* _Work instructions_
Determine how many lines in the entries below hold "Beth". Respond with that number only.
◇ ◇ ◇ ◇
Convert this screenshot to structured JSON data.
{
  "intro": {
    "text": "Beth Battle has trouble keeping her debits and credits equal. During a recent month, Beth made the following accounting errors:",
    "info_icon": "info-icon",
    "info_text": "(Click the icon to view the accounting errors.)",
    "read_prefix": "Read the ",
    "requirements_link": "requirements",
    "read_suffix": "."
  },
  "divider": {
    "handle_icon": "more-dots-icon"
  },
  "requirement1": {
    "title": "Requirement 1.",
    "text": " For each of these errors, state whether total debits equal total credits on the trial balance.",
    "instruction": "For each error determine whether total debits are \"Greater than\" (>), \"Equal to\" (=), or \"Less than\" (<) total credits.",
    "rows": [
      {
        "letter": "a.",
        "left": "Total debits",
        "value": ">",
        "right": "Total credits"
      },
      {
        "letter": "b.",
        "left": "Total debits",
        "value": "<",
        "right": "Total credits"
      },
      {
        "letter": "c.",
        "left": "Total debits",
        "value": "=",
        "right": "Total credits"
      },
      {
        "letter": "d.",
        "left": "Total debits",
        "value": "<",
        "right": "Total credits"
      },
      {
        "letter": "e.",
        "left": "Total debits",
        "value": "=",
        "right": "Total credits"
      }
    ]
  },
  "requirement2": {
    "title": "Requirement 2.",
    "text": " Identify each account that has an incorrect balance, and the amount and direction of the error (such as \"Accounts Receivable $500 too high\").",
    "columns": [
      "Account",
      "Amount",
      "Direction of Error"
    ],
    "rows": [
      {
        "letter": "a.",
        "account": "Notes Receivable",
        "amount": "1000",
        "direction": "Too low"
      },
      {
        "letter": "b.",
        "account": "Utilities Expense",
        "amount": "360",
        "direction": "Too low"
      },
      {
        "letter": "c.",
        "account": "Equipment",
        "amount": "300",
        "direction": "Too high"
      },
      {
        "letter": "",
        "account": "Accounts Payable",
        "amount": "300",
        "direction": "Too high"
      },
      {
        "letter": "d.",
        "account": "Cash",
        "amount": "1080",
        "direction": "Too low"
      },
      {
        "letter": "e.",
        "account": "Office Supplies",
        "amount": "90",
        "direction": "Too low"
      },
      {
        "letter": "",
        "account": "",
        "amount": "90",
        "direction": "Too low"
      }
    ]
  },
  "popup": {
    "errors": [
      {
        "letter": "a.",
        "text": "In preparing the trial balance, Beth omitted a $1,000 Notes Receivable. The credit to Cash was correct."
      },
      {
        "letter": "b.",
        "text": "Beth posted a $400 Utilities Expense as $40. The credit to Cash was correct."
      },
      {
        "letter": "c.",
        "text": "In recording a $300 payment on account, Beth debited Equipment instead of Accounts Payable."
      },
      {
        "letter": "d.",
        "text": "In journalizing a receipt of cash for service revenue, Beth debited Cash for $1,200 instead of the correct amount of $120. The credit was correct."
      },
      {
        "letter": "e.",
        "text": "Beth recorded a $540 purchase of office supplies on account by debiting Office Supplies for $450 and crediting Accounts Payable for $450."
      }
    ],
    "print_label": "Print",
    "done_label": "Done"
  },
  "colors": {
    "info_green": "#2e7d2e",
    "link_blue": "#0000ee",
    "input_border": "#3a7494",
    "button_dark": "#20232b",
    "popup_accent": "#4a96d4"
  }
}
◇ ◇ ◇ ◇
* _Exercise answer_
6